No Faith in This Force
Memo to would-be Jedis: in the new movie, the knights are elitist, dictatorial, and unconvinced that good is an absolute.
BY: Orson Scott Card
Star Wars fans are legendary for their loyalty. I saw plenty of that in the 9:45 p.m. showing of Revenge of the Sith on its opening day. They had waited in line to get tickets to the very first showing at midnight the night before, and then saw it twice more before the opening day was over.
Many had obviously memorized all the howlingly bad lines.
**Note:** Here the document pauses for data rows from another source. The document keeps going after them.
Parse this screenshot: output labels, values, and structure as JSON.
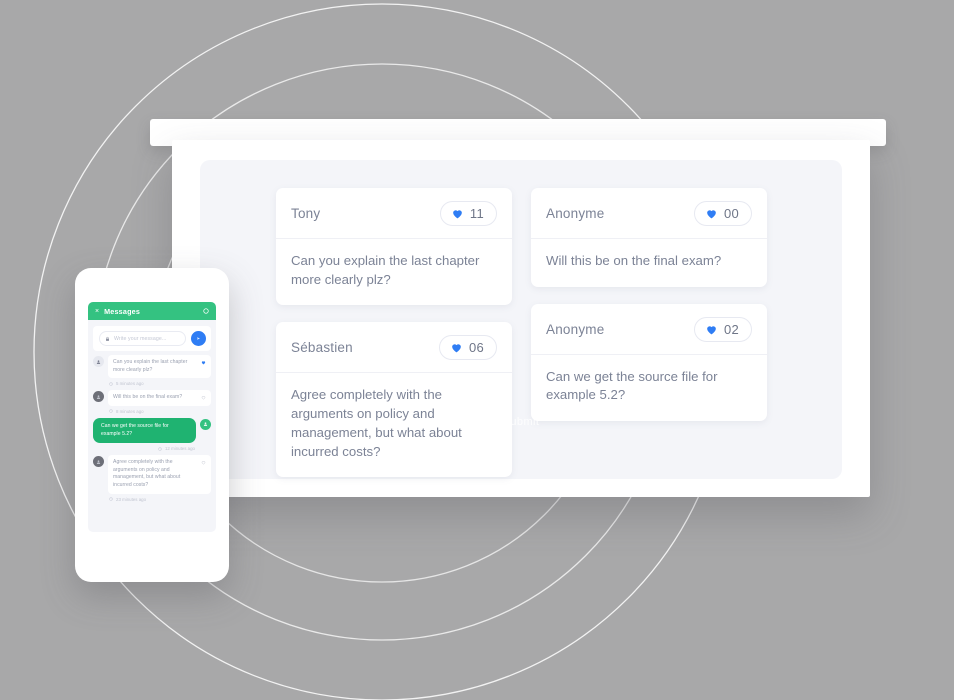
{
  "theme": {
    "background": "#a8a8a9",
    "panel_background": "#f4f5f9",
    "card_background": "#ffffff",
    "accent_blue": "#2f7df4",
    "accent_green": "#34c281",
    "bubble_green": "#1fb371",
    "text_muted": "#7c8396"
  },
  "board": {
    "submit_label": "Submit",
    "columns": [
      {
        "cards": [
          {
            "author": "Tony",
            "likes": "11",
            "message": "Can you explain the last chapter more clearly plz?"
          },
          {
            "author": "Sébastien",
            "likes": "06",
            "message": "Agree completely with the arguments on policy and management, but what about incurred costs?"
          }
        ]
      },
      {
        "cards": [
          {
            "author": "Anonyme",
            "likes": "00",
            "message": "Will this be on the final exam?"
          },
          {
            "author": "Anonyme",
            "likes": "02",
            "message": "Can we get the source file for example 5.2?"
          }
        ]
      }
    ]
  },
  "phone": {
    "header": {
      "close_label": "×",
      "title": "Messages",
      "settings_icon": "gear-icon"
    },
    "composer": {
      "placeholder": "Write your message...",
      "lock_icon": "lock-icon",
      "send_icon": "send-icon"
    },
    "messages": [
      {
        "text": "Can you explain the last chapter more clearly plz?",
        "time": "5 minutes ago",
        "direction": "incoming",
        "avatar": "user-avatar-light",
        "liked": true
      },
      {
        "text": "Will this be on the final exam?",
        "time": "8 minutes ago",
        "direction": "incoming",
        "avatar": "user-avatar-dark",
        "liked": false
      },
      {
        "text": "Can we get the source file for example 5.2?",
        "time": "12 minutes ago",
        "direction": "outgoing",
        "avatar": "user-avatar-green",
        "liked": false
      },
      {
        "text": "Agree completely with the arguments on policy and management, but what about incurred costs?",
        "time": "23 minutes ago",
        "direction": "incoming",
        "avatar": "user-avatar-dark",
        "liked": false
      }
    ]
  }
}
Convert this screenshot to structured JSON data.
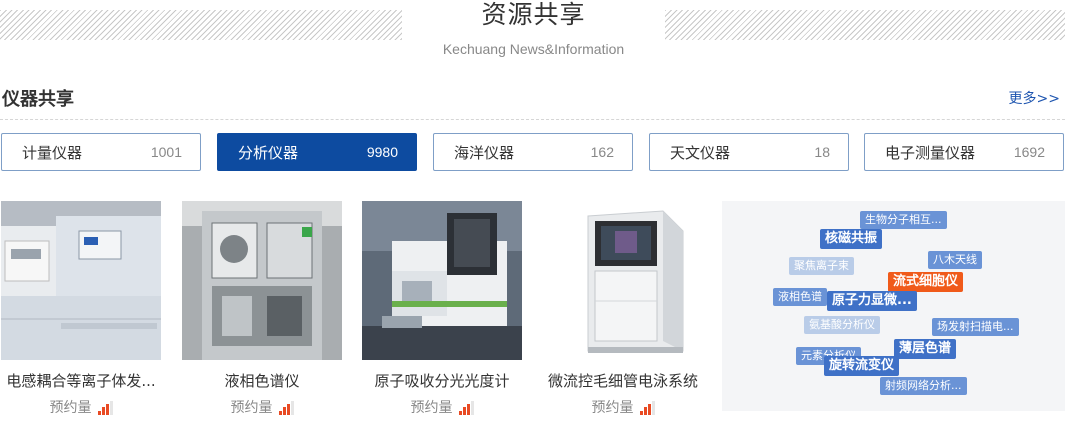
{
  "section": {
    "title": "资源共享",
    "subtitle": "Kechuang News&Information"
  },
  "category": {
    "title": "仪器共享",
    "more_label": "更多>>"
  },
  "tabs": [
    {
      "label": "计量仪器",
      "count": "1001",
      "active": false
    },
    {
      "label": "分析仪器",
      "count": "9980",
      "active": true
    },
    {
      "label": "海洋仪器",
      "count": "162",
      "active": false
    },
    {
      "label": "天文仪器",
      "count": "18",
      "active": false
    },
    {
      "label": "电子测量仪器",
      "count": "1692",
      "active": false
    }
  ],
  "cards": [
    {
      "name": "电感耦合等离子体发...",
      "appointment_label": "预约量",
      "image": "icp-instrument-photo"
    },
    {
      "name": "液相色谱仪",
      "appointment_label": "预约量",
      "image": "liquid-chromatograph-photo"
    },
    {
      "name": "原子吸收分光光度计",
      "appointment_label": "预约量",
      "image": "atomic-absorption-photo"
    },
    {
      "name": "微流控毛细管电泳系统",
      "appointment_label": "预约量",
      "image": "capillary-electrophoresis-photo"
    }
  ],
  "tag_cloud": [
    {
      "label": "生物分子相互...",
      "style": "normal"
    },
    {
      "label": "核磁共振",
      "style": "big"
    },
    {
      "label": "八木天线",
      "style": "normal"
    },
    {
      "label": "聚焦离子束",
      "style": "faint"
    },
    {
      "label": "流式细胞仪",
      "style": "hot"
    },
    {
      "label": "液相色谱",
      "style": "normal"
    },
    {
      "label": "原子力显微...",
      "style": "big"
    },
    {
      "label": "氨基酸分析仪",
      "style": "faint"
    },
    {
      "label": "场发射扫描电...",
      "style": "normal"
    },
    {
      "label": "薄层色谱",
      "style": "big"
    },
    {
      "label": "元素分析仪",
      "style": "normal"
    },
    {
      "label": "旋转流变仪",
      "style": "big"
    },
    {
      "label": "射频网络分析...",
      "style": "normal"
    }
  ],
  "colors": {
    "accent": "#0d4ba0",
    "link": "#1f56b0",
    "hot": "#f05a1a",
    "signal": "#e94a23"
  }
}
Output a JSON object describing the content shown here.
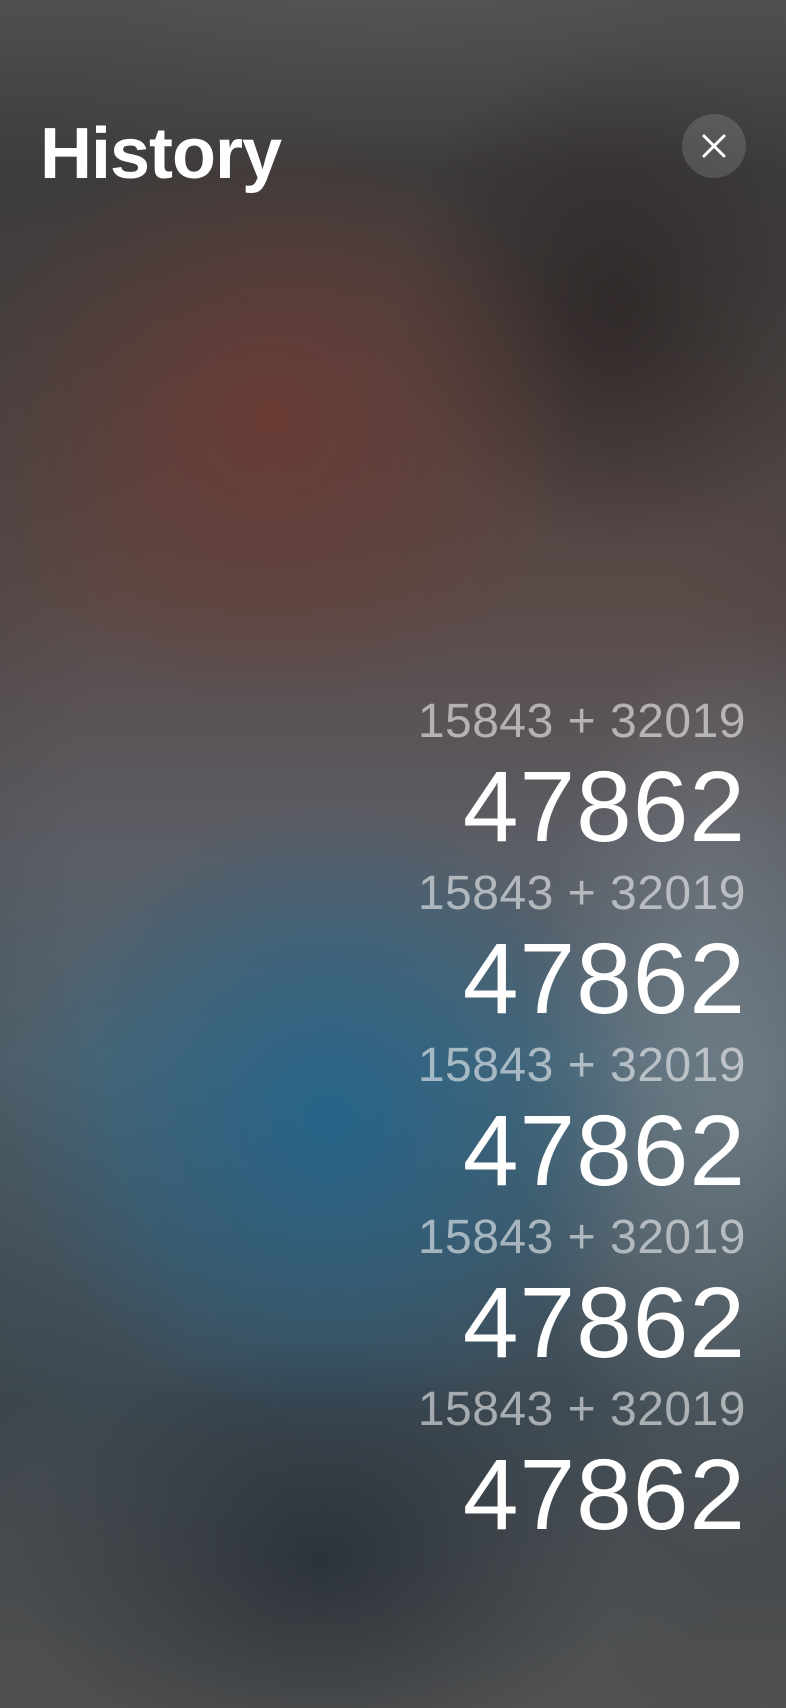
{
  "header": {
    "title": "History",
    "close_icon": "close-icon"
  },
  "history": [
    {
      "expression": "15843 + 32019",
      "result": "47862"
    },
    {
      "expression": "15843 + 32019",
      "result": "47862"
    },
    {
      "expression": "15843 + 32019",
      "result": "47862"
    },
    {
      "expression": "15843 + 32019",
      "result": "47862"
    },
    {
      "expression": "15843 + 32019",
      "result": "47862"
    }
  ],
  "colors": {
    "text_primary": "#ffffff",
    "text_secondary": "rgba(255,255,255,0.55)"
  }
}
They began laughing out loud just before the line was said, and applauded at the wretched "emotional" moments in the movie.
But then, walking out of the theater, they fiercely defended the movie against anyone who dared to speak against it. It might be badly written, but it's their badly written movie.
Some fans are so loyal they have even adopted "Jedi" as their official religion on census reports and The Force as their equivalent of a "personal savior."
In a way, this is kind of bittersweet. It shows that the universal hunger for meaning is still prevalent, even in our agnostic era, which is encouraging; but these true believers will eventually realize that the philosophy behind Star Wars is every bit as sophisticated as the science - in other words, mostly wrong and always silly.
It's one thing to put your faith in a religion founded by a real person who claimed divine revelation, but it's something else entirely to have, as the scripture of your religion, a storyline that you know was made up by a very nonprophetic human being.
How Does the Force Stack Up As a Religion?
As a religion, the Force is just the sort of thing you'd expect a liberal-minded teenage kid to invent. There's no God and there are no rules other than a vague insistence on unselfishness and oath-keeping. Power comes from the sum of all life in the universe, and it is manichaean, not Christian - evil is simply another way of using the Force. Only not as nice.
Good and evil are in a constant and nearly equipoised tug-of-war in the Star Wars series. But in the more recent movies, it seems that the goal of good people is not to wipe out evil, but rather for there to be a balance between the Light and Dark sides of the Force.
The new movie itself asserts a kind of equivalence. When the evil Palpatine says, "Good is a point of view--the Sith and the Jedi are almost the same," we can dismiss this moral relativism as part of the deception of the dark side.
But in a pivotal scene, Obi-Wan says what amounts to the same thing: "Only a Sith deals in absolutes."
Isn't that odd? The only thing both sides agree on is that people who believe in absolute good and evil are bad!
I suspect that Lucas realized, after writing "Good is a point of view," that all his friends actually believed that. So he had to make it clear that moral relativism was the right way after all-so he had Obi-Wan say that absolutism was a Sith thing, even though in the actual story, the best of the Jedis show an unbending commitment to absolute Good.
It's a terrible thing, I suppose, for a writer to invent a religion and then discover that he and all his friends are on the wrong side of it.